**Task description:**
Within the records below, filter for lines carrying the word "только" and copy them.

[Dataset entries]
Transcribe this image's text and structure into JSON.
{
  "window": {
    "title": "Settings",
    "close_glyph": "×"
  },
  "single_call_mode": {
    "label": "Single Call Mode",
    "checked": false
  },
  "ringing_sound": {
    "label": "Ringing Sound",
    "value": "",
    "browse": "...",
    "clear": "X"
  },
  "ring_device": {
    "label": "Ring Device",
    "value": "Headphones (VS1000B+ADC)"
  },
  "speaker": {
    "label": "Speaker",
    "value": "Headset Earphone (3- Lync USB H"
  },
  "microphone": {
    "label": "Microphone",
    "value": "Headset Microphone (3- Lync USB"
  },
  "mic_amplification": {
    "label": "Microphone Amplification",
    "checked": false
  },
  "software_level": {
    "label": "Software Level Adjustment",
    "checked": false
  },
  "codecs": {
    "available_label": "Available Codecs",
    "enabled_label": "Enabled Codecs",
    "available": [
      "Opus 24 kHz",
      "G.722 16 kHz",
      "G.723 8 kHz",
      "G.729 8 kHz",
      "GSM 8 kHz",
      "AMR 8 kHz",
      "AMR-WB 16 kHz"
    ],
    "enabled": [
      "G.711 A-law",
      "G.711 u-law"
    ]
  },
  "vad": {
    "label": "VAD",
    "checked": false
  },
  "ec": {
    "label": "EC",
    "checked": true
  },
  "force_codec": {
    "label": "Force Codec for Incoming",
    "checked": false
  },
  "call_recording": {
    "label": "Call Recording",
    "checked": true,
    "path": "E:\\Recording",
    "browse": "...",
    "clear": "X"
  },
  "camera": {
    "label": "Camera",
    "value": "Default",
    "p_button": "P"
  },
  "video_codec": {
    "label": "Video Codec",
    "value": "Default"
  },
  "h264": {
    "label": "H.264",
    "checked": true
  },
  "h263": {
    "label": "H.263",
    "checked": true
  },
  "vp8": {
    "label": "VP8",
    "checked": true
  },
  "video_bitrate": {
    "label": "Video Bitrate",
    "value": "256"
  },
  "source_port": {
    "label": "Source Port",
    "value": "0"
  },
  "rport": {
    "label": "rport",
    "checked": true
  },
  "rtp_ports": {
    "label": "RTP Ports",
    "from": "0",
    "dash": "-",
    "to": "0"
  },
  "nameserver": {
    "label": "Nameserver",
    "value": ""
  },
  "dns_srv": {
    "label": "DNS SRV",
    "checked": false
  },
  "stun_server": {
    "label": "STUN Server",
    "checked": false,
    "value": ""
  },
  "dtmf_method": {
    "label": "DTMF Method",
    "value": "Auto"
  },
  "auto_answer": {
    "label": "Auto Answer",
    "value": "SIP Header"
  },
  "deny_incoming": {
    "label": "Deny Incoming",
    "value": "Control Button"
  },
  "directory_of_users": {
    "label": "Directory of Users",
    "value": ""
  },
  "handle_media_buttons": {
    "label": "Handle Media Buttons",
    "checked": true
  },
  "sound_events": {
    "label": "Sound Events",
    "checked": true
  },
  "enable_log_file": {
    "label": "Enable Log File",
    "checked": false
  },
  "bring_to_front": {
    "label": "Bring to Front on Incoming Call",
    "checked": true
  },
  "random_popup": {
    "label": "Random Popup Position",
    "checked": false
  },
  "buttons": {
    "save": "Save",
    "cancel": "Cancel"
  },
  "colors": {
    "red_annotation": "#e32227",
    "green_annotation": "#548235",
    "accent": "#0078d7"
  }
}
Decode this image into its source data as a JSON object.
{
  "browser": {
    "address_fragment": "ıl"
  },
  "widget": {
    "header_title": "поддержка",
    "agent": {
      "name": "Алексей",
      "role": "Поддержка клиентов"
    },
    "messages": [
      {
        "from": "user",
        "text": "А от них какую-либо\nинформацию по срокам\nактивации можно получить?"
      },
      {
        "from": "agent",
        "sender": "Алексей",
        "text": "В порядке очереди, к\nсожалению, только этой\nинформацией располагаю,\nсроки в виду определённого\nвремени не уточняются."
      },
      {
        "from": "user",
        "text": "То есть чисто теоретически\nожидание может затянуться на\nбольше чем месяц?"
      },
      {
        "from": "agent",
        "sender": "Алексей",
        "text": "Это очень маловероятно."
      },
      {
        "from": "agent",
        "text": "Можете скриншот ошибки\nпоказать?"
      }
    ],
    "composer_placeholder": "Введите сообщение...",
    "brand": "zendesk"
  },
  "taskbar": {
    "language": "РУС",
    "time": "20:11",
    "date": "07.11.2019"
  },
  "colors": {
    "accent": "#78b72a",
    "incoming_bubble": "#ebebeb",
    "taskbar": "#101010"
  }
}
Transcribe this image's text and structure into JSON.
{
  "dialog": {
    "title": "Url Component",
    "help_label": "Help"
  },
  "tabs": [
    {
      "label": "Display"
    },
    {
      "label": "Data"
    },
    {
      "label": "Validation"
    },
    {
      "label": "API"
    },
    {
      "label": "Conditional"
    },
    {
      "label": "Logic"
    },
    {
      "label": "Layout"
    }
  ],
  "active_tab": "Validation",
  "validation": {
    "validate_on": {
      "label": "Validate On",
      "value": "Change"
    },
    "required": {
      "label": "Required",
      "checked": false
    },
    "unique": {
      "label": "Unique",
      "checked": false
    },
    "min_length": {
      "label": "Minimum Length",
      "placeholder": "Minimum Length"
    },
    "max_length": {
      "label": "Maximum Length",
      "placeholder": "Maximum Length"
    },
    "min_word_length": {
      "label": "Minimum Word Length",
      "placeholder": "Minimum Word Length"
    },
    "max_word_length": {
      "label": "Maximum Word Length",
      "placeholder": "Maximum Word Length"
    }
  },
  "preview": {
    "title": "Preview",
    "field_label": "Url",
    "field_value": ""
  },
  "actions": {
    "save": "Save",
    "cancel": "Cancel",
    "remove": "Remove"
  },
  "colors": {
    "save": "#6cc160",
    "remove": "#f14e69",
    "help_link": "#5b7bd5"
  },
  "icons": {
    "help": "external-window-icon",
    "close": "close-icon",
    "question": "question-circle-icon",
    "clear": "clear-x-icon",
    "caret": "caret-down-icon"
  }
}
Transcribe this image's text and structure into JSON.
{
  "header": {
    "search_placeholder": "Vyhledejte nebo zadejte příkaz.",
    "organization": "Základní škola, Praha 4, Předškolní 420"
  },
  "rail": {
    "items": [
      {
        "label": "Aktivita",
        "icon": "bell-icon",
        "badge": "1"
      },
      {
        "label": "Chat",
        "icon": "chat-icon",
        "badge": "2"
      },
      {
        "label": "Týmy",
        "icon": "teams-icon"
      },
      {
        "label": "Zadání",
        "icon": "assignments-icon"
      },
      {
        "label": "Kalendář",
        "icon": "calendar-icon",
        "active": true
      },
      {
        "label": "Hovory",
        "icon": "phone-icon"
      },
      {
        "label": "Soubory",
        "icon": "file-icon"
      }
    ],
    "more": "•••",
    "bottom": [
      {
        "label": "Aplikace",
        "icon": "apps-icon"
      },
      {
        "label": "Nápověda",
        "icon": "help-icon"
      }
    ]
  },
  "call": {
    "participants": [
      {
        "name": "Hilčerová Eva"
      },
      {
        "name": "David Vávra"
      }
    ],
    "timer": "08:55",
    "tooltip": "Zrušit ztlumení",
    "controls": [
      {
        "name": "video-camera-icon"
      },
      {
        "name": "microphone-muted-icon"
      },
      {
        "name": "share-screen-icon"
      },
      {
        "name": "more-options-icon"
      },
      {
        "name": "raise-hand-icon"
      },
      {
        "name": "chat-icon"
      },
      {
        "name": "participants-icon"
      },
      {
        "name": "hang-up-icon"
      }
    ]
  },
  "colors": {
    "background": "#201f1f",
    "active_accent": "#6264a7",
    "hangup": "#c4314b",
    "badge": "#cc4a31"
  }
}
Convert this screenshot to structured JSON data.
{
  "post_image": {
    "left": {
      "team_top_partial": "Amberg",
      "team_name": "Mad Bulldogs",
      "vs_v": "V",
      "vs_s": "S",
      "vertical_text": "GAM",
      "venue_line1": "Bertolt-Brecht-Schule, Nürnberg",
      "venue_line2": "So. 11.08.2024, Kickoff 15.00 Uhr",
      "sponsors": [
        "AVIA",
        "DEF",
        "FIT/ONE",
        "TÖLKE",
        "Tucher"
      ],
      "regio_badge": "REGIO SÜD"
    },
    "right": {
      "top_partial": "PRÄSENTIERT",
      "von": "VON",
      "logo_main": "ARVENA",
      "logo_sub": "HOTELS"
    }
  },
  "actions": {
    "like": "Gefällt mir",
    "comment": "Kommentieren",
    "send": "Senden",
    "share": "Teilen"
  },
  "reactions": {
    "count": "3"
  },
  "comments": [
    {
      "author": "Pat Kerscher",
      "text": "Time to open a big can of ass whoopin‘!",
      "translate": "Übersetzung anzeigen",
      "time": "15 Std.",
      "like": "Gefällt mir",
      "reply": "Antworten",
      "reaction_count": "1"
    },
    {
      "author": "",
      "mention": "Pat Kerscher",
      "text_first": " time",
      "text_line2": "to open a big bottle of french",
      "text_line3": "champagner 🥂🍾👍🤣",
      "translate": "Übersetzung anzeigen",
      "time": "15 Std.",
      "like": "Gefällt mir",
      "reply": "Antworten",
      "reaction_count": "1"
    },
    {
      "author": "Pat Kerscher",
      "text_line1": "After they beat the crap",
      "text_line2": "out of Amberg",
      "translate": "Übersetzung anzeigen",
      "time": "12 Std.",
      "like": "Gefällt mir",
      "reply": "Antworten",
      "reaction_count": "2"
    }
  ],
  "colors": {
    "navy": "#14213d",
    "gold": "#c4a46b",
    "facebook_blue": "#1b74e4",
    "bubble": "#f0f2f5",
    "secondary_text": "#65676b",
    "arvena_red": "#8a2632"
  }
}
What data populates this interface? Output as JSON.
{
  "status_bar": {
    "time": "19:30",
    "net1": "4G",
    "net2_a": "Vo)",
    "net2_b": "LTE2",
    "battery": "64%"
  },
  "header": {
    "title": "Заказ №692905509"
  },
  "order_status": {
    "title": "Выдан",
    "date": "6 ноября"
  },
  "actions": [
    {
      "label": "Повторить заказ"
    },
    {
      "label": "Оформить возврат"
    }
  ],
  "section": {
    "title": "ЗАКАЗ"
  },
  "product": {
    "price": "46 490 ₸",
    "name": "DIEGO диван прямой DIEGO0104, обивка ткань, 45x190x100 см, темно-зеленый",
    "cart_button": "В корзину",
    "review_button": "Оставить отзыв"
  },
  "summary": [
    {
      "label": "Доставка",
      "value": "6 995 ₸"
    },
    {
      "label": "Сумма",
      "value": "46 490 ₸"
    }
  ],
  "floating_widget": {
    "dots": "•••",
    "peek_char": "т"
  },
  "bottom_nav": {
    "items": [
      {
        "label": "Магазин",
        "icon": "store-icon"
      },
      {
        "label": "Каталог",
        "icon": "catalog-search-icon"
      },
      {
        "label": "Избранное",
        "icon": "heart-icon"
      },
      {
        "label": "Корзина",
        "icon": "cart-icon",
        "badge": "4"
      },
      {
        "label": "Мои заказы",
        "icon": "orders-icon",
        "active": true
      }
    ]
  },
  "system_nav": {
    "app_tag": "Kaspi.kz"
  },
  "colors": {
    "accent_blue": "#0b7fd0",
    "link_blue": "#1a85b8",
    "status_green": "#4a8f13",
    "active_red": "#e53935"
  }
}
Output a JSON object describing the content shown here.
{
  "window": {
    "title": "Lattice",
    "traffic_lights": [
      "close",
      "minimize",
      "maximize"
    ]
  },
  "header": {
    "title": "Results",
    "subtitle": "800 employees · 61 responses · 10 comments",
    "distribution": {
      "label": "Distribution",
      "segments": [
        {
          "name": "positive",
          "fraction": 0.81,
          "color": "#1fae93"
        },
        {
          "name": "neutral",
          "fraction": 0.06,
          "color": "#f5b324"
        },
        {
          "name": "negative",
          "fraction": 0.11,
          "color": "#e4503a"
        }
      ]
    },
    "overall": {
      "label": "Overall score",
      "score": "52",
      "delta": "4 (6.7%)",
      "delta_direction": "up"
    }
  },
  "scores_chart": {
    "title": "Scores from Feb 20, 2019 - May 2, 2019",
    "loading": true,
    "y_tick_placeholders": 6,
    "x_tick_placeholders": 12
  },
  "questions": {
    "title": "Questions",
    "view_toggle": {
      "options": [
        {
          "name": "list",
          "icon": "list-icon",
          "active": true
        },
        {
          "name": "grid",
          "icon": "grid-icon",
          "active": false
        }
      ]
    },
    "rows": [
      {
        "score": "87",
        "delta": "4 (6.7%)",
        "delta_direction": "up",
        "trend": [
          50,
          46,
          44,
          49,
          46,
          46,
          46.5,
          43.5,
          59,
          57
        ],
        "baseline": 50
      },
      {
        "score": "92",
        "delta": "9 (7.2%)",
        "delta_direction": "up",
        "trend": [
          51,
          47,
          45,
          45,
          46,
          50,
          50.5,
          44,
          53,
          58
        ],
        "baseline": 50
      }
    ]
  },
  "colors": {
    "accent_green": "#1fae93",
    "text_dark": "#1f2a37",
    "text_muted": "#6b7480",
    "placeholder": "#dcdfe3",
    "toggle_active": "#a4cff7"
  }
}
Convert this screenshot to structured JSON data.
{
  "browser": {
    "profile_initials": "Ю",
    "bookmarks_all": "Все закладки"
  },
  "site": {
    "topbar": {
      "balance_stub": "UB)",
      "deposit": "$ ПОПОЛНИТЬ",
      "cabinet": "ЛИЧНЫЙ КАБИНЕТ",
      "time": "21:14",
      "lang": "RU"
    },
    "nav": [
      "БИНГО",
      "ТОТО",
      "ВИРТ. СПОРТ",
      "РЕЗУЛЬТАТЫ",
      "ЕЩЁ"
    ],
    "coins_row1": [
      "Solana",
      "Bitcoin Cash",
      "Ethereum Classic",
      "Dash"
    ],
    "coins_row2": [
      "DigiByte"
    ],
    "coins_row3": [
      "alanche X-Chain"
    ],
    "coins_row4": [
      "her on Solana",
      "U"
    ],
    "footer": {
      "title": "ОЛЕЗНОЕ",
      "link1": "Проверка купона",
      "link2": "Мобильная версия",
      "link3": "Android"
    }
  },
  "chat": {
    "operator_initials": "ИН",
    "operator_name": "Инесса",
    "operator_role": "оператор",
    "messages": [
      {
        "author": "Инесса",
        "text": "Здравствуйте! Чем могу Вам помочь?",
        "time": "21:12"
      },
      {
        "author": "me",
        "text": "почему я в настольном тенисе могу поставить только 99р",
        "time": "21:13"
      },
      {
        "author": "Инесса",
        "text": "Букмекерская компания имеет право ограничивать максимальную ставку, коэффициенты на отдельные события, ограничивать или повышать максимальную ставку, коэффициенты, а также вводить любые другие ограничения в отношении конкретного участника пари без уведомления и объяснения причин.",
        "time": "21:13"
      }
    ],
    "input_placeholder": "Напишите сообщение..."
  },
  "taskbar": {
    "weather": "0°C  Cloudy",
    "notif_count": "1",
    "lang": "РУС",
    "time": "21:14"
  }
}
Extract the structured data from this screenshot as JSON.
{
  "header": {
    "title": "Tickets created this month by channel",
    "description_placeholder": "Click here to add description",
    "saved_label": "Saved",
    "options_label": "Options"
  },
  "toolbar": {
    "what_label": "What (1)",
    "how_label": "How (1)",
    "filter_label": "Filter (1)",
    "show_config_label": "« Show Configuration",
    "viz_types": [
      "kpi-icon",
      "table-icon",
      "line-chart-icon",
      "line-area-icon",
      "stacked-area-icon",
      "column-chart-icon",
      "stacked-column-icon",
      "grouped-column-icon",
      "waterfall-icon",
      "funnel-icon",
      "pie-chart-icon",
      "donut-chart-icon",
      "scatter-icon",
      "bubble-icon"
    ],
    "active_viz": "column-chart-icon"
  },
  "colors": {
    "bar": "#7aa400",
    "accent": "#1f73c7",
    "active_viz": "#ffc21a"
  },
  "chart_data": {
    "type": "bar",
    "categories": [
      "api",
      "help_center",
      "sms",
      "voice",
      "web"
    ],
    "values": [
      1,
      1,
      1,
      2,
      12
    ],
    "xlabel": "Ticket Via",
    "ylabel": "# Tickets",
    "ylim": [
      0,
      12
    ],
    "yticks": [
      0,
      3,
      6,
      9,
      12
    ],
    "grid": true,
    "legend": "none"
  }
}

**Response for this exercise:**
        "text": "В порядке очереди, к\nсожалению, только этой\nинформацией располагаю,\nсроки в виду определённого\nвремени не уточняются."
        "text": "почему я в настольном тенисе могу поставить только 99р",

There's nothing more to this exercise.